Toph, or, as some of you know him, Trouble Over Tokyo, joined me for a drink in Halle, making my experience that much more unique: a brilliant composer and singer, he is even so much more endearing and lovely in person, I felt like I had known him for years. We had a long chat about his music (he is finishing the new album) and his move to Vienna from London, ordering some more wine as the night went on, to finish off with an amazing desert, on Toph's suggestion: marzipan dumpling covered with nut crust and served on a bed of sliced and glazed apples... an culinary delight that still lingers in my mind. Luckily Toph shared the dessert with me cause the serving was huge! Menu changes every two weeks, so there is no telling of what one may find upon visiting, but it is bound to be splendid. We then took off for a walk in the city, discovering this space near the Kunsthalle:

This stand shares a concept with the one I designed for our company back in late November, for the Exporama fair. The final design was a rather different take on my concept, but my original idea looked a lot like this one, europalletes and all! Imagine my pleasant surprise seeing it right her in Vienna! We then moved down the park between the twin museums, where the huge Maria Theresia statue lies, on to the Hofburg palace complex, one of the many Imperial palaces adorning the city. Neue Burg, the newest part of Hofburg, was the place where Hitler made his address speech during a rally when he visited Vienna in 1938 after the Anschluss (see photo below).

Walking further under the buildings (there are roads and passages going under most of the palace buildings, making it so easy to cross this huge building complex) we stumbled upon the In Der Burg (in the palace, those imaginative names!) courtyard that led us to the domed entrance of the Kaiserappartements, Michaelertor.

The entrance to the Imperial Apartments!

We were now in Michaelerplatz, named from the St. Michael church on it. Toph was excited showing me the Roman ruins of a legionary outpost and a crossroads that were unearthed during digging for the U3 line of the U-Bahn. The sheer size of them (multiple layerings of walls) makes you thing about the hidden history beneath the old palaces of the city. We kept walking towards Stephansplatz where we said goodnight - a lovely start of my Vienna trip!

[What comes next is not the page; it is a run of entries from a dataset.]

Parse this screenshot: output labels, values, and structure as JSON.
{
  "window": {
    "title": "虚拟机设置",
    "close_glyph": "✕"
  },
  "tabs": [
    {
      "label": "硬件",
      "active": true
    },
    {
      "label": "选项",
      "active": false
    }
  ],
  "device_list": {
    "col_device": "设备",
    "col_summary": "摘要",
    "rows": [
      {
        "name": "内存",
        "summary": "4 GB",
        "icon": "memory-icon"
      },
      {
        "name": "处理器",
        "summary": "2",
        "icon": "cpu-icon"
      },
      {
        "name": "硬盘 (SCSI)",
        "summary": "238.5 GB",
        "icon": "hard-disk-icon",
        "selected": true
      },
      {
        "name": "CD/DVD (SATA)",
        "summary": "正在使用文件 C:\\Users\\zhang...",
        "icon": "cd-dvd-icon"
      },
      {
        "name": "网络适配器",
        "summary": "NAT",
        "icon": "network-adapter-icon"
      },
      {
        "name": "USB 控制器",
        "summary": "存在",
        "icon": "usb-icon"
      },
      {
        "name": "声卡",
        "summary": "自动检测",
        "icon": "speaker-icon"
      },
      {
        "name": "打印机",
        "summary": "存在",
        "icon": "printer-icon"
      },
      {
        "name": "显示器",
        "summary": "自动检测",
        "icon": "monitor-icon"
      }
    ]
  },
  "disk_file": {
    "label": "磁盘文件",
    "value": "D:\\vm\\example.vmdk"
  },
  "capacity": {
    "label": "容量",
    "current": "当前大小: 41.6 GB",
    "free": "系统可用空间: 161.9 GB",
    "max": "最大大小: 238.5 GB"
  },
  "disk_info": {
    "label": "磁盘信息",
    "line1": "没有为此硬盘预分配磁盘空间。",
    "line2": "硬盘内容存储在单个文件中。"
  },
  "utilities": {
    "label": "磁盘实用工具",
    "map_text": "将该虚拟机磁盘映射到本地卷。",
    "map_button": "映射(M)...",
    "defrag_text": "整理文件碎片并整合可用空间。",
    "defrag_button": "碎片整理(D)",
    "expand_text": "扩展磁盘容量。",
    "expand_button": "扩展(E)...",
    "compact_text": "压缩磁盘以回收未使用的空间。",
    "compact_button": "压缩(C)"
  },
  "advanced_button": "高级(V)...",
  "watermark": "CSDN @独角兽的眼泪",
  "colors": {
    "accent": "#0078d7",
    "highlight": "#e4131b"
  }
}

Roman ruins in Michaelerplatz


  1. Ζηλεύω!

  2. I never really liked Vienna, but you managed to improve my opinion about it, so now I feel much more eager for my coming trip there:-)

  3. The place to live?

  4. Μετράμε αντίστροφα πλέον, Vienna ερχόμαστε, που είναι η δεύτερη μέρα;

  5. @Drama Queen: πού θα πάει, θα πας κι εσύ!

    @MenieK: You should be, it is one of the best cities in the world!

    @elafini: Oh yes!

    @Zeugolator: Μόλις την ανέβασα, θα περάσετε τέλεια!

  6. Loved the bathroom mosaic! :)
    Vienna looks great!